→ **TASK PROMPT**
Only lines containing the string "this" belong in the answer; find them in the records and copy them.
::: INFORMATION
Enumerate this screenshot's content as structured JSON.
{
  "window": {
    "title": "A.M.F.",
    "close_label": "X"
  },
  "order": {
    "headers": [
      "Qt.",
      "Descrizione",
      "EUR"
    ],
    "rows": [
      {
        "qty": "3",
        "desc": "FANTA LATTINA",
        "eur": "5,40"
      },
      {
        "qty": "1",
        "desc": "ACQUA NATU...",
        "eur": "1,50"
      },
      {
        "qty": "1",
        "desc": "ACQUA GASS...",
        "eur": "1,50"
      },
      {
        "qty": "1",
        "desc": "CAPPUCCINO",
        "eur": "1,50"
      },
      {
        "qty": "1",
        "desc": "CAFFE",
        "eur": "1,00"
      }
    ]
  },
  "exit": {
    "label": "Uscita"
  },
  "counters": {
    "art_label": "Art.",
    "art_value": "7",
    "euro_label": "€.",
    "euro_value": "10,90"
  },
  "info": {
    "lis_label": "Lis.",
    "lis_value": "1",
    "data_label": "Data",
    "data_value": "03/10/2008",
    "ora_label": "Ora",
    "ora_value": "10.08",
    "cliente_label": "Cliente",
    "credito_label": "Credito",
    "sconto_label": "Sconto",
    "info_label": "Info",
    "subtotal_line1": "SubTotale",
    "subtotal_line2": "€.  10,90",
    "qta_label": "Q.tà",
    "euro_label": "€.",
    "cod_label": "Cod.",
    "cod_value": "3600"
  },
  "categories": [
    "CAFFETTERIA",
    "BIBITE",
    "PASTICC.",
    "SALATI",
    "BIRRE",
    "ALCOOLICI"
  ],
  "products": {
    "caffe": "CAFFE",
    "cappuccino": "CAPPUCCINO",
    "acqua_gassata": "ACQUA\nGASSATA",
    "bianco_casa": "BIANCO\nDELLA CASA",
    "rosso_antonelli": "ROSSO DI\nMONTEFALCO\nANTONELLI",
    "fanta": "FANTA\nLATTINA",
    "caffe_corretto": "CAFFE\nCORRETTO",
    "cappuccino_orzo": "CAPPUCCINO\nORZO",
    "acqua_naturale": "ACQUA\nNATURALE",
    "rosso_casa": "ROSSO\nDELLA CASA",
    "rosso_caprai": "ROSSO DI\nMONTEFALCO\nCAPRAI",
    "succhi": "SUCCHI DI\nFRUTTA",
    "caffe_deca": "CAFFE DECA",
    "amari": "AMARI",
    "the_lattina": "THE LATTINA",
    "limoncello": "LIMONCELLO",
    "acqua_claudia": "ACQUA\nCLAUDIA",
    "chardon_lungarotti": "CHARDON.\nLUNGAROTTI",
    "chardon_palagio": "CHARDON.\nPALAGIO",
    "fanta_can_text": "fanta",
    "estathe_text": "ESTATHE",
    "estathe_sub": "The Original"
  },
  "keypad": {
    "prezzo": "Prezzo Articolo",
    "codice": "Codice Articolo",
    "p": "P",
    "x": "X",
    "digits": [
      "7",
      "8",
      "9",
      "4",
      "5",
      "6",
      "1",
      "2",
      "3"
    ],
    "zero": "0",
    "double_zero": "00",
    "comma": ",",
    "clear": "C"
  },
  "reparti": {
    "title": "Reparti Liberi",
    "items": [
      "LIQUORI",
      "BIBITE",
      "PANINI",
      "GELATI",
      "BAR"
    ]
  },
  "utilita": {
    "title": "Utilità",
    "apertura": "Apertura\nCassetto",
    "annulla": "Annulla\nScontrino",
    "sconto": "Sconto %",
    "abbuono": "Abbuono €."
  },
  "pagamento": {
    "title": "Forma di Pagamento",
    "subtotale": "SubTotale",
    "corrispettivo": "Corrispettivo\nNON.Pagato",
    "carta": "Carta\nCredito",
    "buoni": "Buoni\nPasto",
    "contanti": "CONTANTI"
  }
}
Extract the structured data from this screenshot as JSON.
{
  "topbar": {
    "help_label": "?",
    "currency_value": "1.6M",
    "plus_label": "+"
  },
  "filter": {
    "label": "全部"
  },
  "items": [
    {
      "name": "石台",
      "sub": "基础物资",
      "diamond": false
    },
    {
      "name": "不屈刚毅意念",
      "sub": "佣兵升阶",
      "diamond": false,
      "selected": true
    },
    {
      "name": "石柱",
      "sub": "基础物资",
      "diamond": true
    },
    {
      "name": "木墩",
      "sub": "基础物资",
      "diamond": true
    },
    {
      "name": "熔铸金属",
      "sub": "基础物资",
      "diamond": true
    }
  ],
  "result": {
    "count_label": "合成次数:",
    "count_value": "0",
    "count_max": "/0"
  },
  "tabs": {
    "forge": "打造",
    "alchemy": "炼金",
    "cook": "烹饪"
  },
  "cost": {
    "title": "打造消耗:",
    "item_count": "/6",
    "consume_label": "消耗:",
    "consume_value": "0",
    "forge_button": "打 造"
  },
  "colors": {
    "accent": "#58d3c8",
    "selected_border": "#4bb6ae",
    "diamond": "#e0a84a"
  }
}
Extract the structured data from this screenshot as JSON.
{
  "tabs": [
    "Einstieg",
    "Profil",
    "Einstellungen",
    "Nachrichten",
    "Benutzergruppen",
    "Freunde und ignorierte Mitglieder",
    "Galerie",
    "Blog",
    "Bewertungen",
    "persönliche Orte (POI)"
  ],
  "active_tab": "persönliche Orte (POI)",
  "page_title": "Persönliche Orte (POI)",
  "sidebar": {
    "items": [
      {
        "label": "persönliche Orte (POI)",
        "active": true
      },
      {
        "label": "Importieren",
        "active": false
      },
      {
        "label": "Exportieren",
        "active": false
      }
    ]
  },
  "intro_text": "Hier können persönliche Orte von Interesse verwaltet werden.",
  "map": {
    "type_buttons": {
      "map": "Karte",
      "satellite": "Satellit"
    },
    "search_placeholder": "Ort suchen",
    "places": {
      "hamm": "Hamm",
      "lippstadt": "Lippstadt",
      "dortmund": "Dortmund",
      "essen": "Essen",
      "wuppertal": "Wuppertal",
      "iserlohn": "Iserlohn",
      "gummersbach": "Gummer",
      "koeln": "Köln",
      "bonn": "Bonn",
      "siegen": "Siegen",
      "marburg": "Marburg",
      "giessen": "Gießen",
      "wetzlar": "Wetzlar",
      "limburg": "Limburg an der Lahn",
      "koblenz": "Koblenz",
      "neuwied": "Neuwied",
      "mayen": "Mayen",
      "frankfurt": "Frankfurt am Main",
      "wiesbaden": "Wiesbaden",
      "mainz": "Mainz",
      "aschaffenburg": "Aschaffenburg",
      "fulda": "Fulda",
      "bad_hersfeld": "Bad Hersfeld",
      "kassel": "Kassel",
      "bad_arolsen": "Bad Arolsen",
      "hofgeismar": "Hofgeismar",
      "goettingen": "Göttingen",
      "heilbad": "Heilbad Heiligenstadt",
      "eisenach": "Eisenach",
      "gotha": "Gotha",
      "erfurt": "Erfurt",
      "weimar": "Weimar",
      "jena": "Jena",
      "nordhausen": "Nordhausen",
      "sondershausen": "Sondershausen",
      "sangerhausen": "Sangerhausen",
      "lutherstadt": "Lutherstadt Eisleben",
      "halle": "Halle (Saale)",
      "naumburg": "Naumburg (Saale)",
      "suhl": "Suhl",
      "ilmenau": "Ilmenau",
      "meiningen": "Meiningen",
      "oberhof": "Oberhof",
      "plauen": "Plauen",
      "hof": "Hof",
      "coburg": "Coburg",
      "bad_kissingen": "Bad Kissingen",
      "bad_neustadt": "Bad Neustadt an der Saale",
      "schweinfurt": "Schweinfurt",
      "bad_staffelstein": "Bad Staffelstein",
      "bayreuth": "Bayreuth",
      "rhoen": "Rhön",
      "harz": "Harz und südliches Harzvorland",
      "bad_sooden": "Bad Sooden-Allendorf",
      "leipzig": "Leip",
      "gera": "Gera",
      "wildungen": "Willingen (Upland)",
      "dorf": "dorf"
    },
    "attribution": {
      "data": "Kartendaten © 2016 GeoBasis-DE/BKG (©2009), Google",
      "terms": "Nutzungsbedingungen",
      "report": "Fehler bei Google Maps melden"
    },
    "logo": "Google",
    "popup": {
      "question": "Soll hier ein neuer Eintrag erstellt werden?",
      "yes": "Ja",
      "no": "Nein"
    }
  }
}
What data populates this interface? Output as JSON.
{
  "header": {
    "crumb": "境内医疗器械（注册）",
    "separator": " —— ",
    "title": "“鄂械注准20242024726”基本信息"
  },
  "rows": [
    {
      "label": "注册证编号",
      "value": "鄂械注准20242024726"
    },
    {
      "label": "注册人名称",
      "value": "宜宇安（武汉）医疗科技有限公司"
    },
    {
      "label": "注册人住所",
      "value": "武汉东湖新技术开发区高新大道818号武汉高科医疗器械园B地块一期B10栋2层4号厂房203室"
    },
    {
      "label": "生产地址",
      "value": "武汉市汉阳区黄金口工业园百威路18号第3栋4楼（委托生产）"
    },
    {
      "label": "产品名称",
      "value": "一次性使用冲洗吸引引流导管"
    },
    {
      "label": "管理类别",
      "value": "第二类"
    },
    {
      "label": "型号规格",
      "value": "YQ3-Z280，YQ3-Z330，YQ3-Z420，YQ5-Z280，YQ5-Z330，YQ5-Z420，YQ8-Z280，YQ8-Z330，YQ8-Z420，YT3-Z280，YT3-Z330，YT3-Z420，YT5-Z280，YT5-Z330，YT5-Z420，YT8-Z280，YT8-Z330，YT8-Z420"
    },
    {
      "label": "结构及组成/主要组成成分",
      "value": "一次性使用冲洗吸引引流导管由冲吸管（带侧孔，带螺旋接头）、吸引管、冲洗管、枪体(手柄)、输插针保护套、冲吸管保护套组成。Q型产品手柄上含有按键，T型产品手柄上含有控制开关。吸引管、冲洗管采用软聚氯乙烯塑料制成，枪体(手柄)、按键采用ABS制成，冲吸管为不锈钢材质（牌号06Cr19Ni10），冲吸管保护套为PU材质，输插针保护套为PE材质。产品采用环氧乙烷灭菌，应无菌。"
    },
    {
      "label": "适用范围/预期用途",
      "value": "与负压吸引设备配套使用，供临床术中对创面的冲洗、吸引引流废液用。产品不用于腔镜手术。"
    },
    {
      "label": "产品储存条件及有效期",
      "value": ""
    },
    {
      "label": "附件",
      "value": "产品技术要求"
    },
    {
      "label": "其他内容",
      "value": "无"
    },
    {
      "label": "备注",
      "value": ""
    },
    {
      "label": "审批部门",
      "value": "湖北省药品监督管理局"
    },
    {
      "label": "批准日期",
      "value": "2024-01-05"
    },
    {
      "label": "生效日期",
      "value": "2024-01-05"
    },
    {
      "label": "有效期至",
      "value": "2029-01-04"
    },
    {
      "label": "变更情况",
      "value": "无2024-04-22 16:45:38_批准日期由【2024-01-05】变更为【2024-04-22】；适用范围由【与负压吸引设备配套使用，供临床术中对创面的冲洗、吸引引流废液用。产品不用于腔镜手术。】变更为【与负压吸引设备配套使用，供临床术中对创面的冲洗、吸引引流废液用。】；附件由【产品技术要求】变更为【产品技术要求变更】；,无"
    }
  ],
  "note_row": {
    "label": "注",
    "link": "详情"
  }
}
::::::
→ **FINISHED EXERCISE**
Enumerate this screenshot's content as structured JSON.
Extract the structured data from this screenshot as JSON.
Extract the structured data from this screenshot as JSON.
What data populates this interface? Output as JSON.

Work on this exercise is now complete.